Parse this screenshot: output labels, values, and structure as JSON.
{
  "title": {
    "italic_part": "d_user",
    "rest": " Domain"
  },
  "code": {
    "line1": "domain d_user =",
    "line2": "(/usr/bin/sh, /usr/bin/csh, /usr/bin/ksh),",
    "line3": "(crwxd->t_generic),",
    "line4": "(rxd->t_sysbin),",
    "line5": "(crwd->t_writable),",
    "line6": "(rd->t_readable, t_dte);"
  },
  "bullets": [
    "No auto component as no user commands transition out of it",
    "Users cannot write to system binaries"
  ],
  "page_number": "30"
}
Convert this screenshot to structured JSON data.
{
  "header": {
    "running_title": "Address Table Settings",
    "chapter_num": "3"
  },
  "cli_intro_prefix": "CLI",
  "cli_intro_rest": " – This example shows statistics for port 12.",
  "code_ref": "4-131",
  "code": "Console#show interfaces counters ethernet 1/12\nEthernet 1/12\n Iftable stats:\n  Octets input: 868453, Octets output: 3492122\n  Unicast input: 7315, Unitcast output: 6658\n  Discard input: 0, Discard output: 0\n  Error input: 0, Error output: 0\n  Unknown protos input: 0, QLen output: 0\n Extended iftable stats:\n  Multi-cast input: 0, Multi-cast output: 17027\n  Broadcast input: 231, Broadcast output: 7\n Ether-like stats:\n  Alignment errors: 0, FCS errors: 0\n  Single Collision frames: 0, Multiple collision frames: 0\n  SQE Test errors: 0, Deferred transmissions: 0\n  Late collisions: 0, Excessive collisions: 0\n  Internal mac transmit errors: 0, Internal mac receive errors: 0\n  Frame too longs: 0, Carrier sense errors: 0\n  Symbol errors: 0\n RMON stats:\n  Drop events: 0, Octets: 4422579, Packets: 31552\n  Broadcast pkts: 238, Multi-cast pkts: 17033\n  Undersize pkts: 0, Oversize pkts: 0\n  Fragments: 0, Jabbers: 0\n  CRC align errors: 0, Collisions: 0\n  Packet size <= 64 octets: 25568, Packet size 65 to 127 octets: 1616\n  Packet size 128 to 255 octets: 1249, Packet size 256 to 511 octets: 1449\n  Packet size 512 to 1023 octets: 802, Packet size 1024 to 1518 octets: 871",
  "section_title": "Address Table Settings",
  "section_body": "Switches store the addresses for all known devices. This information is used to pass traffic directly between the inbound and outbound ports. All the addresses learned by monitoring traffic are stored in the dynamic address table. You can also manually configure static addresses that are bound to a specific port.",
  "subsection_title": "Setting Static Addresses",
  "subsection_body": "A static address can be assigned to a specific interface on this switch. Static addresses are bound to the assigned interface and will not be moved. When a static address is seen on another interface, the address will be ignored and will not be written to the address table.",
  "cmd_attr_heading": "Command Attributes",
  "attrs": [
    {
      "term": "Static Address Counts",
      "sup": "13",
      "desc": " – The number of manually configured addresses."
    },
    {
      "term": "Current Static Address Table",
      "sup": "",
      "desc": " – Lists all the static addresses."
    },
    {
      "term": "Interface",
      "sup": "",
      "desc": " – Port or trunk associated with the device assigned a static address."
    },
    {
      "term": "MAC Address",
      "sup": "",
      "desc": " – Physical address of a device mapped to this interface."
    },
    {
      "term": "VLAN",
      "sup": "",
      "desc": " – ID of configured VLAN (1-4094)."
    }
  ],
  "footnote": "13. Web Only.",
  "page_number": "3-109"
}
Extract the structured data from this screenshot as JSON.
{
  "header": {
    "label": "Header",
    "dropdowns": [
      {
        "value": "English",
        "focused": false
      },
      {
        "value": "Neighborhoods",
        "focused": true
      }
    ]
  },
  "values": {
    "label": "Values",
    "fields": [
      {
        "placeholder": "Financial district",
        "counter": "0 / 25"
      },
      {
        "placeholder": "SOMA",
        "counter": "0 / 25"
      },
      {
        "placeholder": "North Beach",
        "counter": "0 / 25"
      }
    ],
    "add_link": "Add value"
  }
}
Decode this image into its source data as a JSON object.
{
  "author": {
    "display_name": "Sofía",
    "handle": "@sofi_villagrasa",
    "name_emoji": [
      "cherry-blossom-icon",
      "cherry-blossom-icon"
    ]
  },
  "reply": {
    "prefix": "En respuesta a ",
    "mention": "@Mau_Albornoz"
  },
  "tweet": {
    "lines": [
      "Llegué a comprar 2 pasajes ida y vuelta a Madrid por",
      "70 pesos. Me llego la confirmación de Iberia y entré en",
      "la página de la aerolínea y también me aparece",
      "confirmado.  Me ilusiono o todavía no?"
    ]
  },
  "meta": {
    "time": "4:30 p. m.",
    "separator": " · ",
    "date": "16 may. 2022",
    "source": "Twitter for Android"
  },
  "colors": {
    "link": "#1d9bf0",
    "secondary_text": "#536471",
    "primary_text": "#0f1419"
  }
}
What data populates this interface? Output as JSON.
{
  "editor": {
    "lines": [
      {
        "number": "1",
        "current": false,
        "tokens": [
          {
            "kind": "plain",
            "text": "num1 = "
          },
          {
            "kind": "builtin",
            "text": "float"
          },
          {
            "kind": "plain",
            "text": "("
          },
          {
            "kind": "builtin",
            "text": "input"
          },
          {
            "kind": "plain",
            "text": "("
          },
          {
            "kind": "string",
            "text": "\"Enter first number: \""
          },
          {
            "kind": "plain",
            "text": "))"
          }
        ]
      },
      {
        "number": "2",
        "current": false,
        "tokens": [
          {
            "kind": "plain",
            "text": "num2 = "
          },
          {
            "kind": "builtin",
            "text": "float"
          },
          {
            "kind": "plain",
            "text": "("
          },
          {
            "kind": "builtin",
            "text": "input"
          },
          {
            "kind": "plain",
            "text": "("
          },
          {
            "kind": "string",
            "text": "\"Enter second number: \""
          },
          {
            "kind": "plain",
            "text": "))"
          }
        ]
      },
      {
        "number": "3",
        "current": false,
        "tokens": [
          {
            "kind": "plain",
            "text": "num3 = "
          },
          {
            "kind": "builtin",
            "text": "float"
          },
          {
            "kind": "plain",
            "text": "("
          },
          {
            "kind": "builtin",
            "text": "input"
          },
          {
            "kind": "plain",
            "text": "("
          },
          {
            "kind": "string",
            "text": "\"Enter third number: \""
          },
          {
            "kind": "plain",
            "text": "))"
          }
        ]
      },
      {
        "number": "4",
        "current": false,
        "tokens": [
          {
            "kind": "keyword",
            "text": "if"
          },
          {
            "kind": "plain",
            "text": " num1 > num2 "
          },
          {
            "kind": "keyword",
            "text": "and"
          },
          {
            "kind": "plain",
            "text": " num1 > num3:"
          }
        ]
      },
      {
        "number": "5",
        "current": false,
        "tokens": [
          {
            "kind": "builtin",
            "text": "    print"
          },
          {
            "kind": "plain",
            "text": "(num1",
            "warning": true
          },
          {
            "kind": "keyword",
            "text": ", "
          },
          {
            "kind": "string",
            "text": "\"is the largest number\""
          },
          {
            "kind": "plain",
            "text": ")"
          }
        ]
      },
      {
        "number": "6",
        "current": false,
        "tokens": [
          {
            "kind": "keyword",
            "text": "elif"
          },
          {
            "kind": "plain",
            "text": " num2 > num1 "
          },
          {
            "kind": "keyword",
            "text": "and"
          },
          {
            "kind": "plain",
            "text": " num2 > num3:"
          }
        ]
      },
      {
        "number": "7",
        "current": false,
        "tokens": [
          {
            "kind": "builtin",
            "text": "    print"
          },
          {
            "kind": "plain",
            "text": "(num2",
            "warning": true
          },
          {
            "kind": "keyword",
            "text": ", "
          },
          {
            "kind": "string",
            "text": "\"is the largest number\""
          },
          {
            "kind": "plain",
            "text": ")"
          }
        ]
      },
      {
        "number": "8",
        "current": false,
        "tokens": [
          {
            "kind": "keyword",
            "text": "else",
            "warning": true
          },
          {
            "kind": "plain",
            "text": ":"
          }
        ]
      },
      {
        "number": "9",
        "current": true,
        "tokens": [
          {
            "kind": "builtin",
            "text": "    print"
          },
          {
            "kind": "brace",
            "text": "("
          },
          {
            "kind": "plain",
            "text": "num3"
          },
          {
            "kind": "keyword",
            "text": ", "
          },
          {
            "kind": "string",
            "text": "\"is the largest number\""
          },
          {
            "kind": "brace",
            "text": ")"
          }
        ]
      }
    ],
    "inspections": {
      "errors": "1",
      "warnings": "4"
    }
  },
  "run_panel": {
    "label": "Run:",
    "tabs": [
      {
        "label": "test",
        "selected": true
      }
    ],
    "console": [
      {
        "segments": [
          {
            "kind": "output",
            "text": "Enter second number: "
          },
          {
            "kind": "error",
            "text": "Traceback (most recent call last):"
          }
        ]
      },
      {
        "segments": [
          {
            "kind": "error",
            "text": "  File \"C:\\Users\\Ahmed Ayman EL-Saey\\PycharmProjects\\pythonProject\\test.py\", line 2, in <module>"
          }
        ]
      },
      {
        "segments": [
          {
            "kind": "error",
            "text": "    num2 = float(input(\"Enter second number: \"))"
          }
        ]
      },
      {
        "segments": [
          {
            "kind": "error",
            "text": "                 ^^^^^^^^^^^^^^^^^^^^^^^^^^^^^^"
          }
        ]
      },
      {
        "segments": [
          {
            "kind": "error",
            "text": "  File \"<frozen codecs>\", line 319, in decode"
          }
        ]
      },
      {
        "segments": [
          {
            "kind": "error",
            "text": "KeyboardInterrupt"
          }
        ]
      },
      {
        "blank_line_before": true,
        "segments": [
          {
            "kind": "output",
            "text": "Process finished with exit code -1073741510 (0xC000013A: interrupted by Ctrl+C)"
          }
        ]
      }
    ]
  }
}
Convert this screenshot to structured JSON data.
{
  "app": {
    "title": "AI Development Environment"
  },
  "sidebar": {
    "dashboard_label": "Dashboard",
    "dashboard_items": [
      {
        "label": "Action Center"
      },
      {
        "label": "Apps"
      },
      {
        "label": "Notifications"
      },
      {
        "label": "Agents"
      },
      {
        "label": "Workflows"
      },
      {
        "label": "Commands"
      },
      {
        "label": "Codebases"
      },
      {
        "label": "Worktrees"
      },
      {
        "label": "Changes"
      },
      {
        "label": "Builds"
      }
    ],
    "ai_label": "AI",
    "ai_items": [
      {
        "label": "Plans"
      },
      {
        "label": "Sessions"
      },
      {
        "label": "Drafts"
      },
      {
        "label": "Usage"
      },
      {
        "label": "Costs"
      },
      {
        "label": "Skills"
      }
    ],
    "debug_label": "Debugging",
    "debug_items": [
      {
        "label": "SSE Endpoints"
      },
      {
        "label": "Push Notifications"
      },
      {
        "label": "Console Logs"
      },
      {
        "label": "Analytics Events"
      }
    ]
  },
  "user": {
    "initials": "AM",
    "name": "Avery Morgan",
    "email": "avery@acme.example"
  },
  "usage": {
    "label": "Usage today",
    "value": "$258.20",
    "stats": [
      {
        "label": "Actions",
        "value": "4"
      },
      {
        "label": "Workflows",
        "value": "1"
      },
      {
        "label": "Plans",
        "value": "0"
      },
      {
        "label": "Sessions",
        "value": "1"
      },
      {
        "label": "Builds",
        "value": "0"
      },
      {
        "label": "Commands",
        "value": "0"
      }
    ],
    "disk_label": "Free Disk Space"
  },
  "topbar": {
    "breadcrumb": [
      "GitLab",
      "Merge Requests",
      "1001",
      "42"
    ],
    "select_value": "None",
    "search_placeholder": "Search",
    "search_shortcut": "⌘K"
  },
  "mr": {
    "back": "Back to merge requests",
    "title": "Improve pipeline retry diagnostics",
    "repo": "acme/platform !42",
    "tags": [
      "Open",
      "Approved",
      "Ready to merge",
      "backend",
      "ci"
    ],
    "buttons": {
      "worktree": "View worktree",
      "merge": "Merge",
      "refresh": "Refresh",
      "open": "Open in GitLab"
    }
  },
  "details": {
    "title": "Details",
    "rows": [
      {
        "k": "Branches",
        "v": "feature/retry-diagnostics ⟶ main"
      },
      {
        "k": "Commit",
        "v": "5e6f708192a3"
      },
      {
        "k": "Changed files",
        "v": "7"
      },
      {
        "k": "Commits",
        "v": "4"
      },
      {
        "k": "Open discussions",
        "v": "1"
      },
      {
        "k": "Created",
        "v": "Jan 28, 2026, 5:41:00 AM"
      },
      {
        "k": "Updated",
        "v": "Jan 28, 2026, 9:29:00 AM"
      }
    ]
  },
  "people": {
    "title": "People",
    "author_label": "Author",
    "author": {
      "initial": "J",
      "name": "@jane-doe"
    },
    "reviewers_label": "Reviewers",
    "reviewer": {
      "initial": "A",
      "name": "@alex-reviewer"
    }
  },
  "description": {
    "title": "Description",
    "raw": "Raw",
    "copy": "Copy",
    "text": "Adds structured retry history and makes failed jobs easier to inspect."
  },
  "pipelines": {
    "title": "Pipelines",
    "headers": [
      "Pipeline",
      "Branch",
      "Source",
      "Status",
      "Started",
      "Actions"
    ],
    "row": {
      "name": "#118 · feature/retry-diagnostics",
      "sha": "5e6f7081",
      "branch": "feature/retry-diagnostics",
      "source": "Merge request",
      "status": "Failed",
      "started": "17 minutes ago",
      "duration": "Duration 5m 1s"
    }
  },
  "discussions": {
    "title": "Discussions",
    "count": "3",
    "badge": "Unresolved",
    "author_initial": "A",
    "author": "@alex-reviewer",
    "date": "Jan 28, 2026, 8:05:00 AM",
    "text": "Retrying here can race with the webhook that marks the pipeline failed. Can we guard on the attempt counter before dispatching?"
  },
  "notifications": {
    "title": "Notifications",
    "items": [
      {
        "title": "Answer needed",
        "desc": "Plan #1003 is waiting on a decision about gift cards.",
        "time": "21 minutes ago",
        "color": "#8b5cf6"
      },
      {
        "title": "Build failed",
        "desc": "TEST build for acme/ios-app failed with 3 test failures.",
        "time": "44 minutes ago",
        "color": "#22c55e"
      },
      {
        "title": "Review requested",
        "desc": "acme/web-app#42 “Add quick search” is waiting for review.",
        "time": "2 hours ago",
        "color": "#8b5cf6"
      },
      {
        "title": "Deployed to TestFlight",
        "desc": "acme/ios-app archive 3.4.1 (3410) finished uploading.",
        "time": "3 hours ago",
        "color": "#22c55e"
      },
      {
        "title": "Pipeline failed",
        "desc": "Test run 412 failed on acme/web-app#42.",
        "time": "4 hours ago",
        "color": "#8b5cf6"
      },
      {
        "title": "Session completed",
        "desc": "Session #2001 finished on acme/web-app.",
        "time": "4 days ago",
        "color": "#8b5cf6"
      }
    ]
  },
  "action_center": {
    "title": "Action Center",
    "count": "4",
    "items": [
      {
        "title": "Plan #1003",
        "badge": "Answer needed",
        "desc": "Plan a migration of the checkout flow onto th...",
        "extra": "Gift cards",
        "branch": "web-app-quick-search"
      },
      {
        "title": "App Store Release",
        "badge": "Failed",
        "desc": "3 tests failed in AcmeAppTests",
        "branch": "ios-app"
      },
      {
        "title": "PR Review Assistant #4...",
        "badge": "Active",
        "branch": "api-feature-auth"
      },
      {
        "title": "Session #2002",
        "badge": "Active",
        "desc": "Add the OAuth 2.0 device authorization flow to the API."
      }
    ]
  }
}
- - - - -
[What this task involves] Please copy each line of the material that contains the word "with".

[Written answer]
      "desc": " – Port or trunk associated with the device assigned a static address."
            "text": "Process finished with exit code -1073741510 (0xC000013A: interrupted by Ctrl+C)"
    "text": "Retrying here can race with the webhook that marks the pipeline failed. Can we guard on the attempt counter before dispatching?"
        "desc": "TEST build for acme/ios-app failed with 3 test failures.",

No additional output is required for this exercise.